Aerobic Angels Sporting Goods
See DBMS data types supported in ArcGIS for a list of which SQLite data types map to which ArcGIS data types.
Teradata Data Warehouse Appliance
To connect from ArcGIS to a Teradata database, you must install the Teradata GSS client, ICU library, and ODBC driver on the ArcGIS client machines in a specific order. See Connect to Teradata for information.
The following is a list of guidelines for using a Teradata Data Warehouse Appliance with ArcGIS:
- The spatial columns in your tables must
be named shape or aliased to shape in a view.
The underlying storage for the Teradata ST_Geometry type is CLOB; therefore, the name or alias of the column (shape) is the only way ArcGIS can identify that the column stores spatial data.
- You must use the tessellation functions provided by Teradata to create and maintain a spatial index on a Teradata ST_Geometry column.
Teradata uses the tessellation spatial index with a predefined area of interest. Therefore, ArcGIS spatial operations that are based on dynamic inputs, such as zoom in, zoom out, and pan, cannot use the tessellation index. However, the tessellation index can be used in a query layer if the SQL statement used to define the query layer explicitly uses the tessellation index to query a subset of data based on an area of interest.
- ArcGIS requires a unique identification field to render features in a map and to publish web services. ArcGIS Pro prompts you to specify this unique ID field when you add a spatial table to the map.
ArcGIS tools do not insert new values into the unique ID fields in a database; rather, they rely on the database to insert values to the field.
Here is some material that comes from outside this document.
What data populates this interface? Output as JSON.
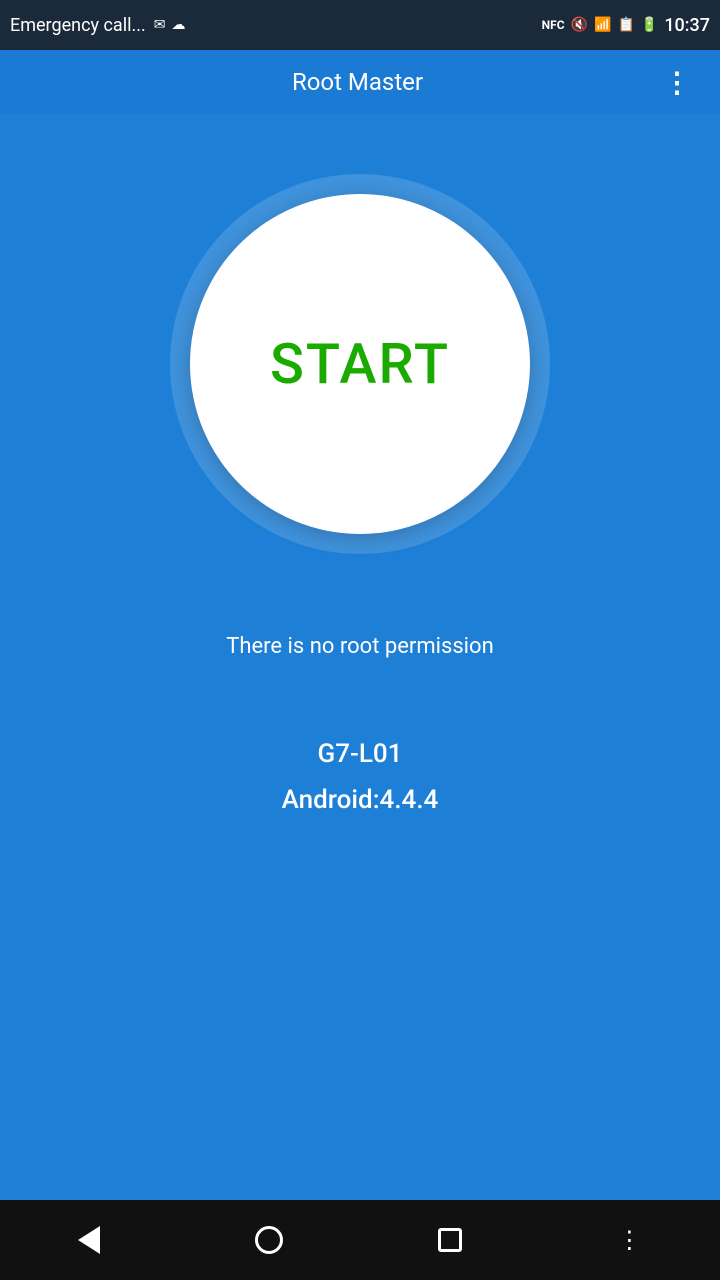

Since Teradata does not have a data type or built-in mechanism to populate values in an ID field, ArcGIS tools that create new rows in a database table cannot be used with Teradata.
- As a Teradata user, you know that Teradata 14.x ST_Geometry only supports two-dimensional spatial data; therefore, you cannot paste spatial data that contains z- or m-coordinates into Teradata 14.x. Teradata 15.0 ST_Geometry supports z-coordinates but not m-coordinates; therefore, you cannot paste spatial data that contains m-coordinates into Teradata 15.0.
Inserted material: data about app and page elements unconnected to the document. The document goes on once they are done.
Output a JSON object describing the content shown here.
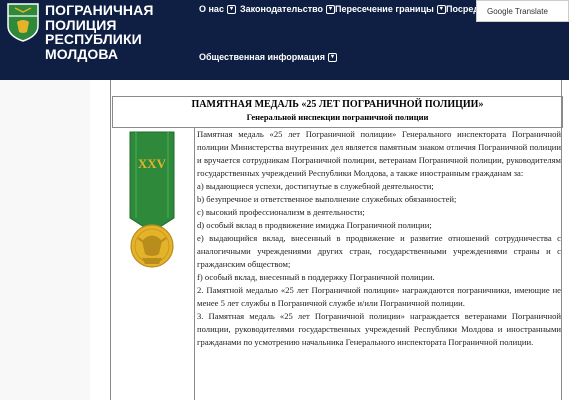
{
  "header": {
    "brand_lines": [
      "ПОГРАНИЧНАЯ",
      "ПОЛИЦИЯ",
      "РЕСПУБЛИКИ",
      "МОЛДОВА"
    ],
    "nav": {
      "about": "О нас",
      "legislation": "Законодательство",
      "crossing": "Пересечение границы",
      "cut": "Посред",
      "public_info": "Общественная информация"
    },
    "translate_label": "Google Translate",
    "colors": {
      "header_bg": "#0e1f43",
      "ribbon": "#2e8a3a",
      "gold": "#e5b32a"
    }
  },
  "article": {
    "title": "ПАМЯТНАЯ МЕДАЛЬ «25 ЛЕТ ПОГРАНИЧНОЙ ПОЛИЦИИ»",
    "subtitle": "Генеральной инспекции пограничной полиции",
    "medal_ribbon_text": "XXV",
    "paragraphs": [
      "Памятная медаль «25 лет Пограничной полиции» Генерального инспектората Пограничной полиции Министерства внутренних дел является памятным знаком отличия Пограничной полиции и вручается сотрудникам Пограничной полиции, ветеранам Пограничной полиции, руководителям государственных учреждений Республики Молдова, а также иностранным гражданам за:",
      "a) выдающиеся успехи, достигнутые в служебной деятельности;",
      "b) безупречное и ответственное выполнение служебных обязанностей;",
      "c) высокий профессионализм в деятельности;",
      "d) особый вклад в продвижение имиджа Пограничной полиции;",
      "e) выдающийся вклад, внесенный в продвижение и развитие отношений сотрудничества с аналогичными учреждениями других стран, государственными учреждениями страны и с гражданским обществом;",
      "f) особый вклад, внесенный в поддержку Пограничной полиции.",
      "2. Памятной медалью «25 лет Пограничной полиции» награждаются пограничники, имеющие не менее 5 лет службы в Пограничной службе и/или Пограничной полиции.",
      "3. Памятная медаль «25 лет Пограничной полиции» награждается ветеранами Пограничной полиции, руководителями государственных учреждений Республики Молдова и иностранными гражданами по усмотрению начальника Генерального инспектората Пограничной полиции."
    ]
  }
}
- In most cases, you store large amounts of data in a Teradata Data Warehouse Appliance. If you are adding data to ArcGIS Pro for viewing and analysis within the map, add a query layer and define the query layer expression to return only a subset of the data.
- If you use ArcGIS to add a feature class to your Teradata database and the spatial reference you specify for the feature class is not in the Teradata system table, ArcGIS adds a record to the Teradata SPATIAL_REF_SYS table and, consequently, the GEOMETRY_COLUMNS table.
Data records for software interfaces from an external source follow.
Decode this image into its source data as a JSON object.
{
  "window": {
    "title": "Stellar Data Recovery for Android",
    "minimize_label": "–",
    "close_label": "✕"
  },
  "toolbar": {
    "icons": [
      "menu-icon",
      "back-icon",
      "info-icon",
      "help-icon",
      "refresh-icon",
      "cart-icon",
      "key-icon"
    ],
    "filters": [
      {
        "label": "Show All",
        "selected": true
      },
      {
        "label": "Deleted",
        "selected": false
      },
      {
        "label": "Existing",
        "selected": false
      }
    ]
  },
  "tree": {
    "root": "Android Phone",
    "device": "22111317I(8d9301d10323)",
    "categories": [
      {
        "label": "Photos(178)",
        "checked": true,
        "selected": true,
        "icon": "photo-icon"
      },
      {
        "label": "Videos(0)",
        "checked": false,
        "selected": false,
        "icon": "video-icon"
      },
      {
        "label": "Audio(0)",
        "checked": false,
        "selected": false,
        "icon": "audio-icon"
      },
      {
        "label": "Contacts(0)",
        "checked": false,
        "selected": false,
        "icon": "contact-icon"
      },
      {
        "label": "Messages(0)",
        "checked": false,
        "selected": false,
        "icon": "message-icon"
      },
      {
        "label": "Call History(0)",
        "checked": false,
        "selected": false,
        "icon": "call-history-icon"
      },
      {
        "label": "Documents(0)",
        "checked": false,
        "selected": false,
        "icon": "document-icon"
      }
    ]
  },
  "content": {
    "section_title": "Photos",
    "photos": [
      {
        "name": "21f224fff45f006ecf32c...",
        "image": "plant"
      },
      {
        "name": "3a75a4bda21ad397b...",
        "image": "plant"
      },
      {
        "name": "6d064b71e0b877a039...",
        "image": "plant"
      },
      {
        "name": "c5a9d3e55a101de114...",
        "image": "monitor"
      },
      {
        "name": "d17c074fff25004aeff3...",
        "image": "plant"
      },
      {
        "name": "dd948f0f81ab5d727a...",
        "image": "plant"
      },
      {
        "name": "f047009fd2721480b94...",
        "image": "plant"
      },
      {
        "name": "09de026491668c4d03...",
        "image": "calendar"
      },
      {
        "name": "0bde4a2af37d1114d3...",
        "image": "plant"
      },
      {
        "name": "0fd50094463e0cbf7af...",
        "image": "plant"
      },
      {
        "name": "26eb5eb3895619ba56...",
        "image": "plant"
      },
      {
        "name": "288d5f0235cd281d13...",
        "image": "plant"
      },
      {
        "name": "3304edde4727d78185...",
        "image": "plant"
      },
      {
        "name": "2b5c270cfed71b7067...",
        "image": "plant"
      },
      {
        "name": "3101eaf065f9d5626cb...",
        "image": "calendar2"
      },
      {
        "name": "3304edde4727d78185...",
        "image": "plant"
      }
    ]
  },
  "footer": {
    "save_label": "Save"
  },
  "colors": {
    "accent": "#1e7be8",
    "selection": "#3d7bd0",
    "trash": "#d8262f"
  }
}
This allows you to use more spatial references than are provided by default with Teradata. However, upgrades to major Teradata releases may drop these tables and re-create them with only default values in them.
Before you upgrade Teradata, you should always make a backup of your database. Be sure that this includes the records in these tables so you can restore them, if necessary, after a Teradata upgrade. You can follow this general procedure to back up and restore the SPATIAL_REF_SYS and GEOMETRY_COLUMNS records during a database upgrade operation:
- Create a backup of your database.
- Connect to a database in which you will make copies of the SPATIAL_REF_SYS and GEOMETRY_COLUMNS tables.
In this example, the database is named mybackupdb.
- Create backup copies of your tables.
In this example, source tables are in the sysspatial database.
CREATE TABLE mybackupdb.spatial_ref_sys AS sysspatial.spatial_ref_sys WITH DATA; CREATE TABLE mybackupdb.geometry_columns AS sysspatial.geometry_columns WITH DATA;
- Upgrade the Teradata source database.
- Connect to the database to which you copied the tables.
- Restore the tables to your upgraded database.
--Restore the geometry columns table. INSERT INTO sysspatial.geometry_columns SELECT * FROM mybackupdb.geometry_columns; --Restore the spatial_ref_sys table. INSERT INTO sysspatial.spatial_ref_sys SELECT * FROM mybackupdb.spatial_ref_sys MINUS SELECT * FROM sysspatial.spatial_ref_sys;
- Once the contents of the tables are restored, you can delete the backup copies of the tables.
DROP TABLE mybackupdb.spatial_ref_sys; DROP TABLE mybackupdb.geometry_columns;
- If necessary, regrant privileges on these tables to users who create data in the database.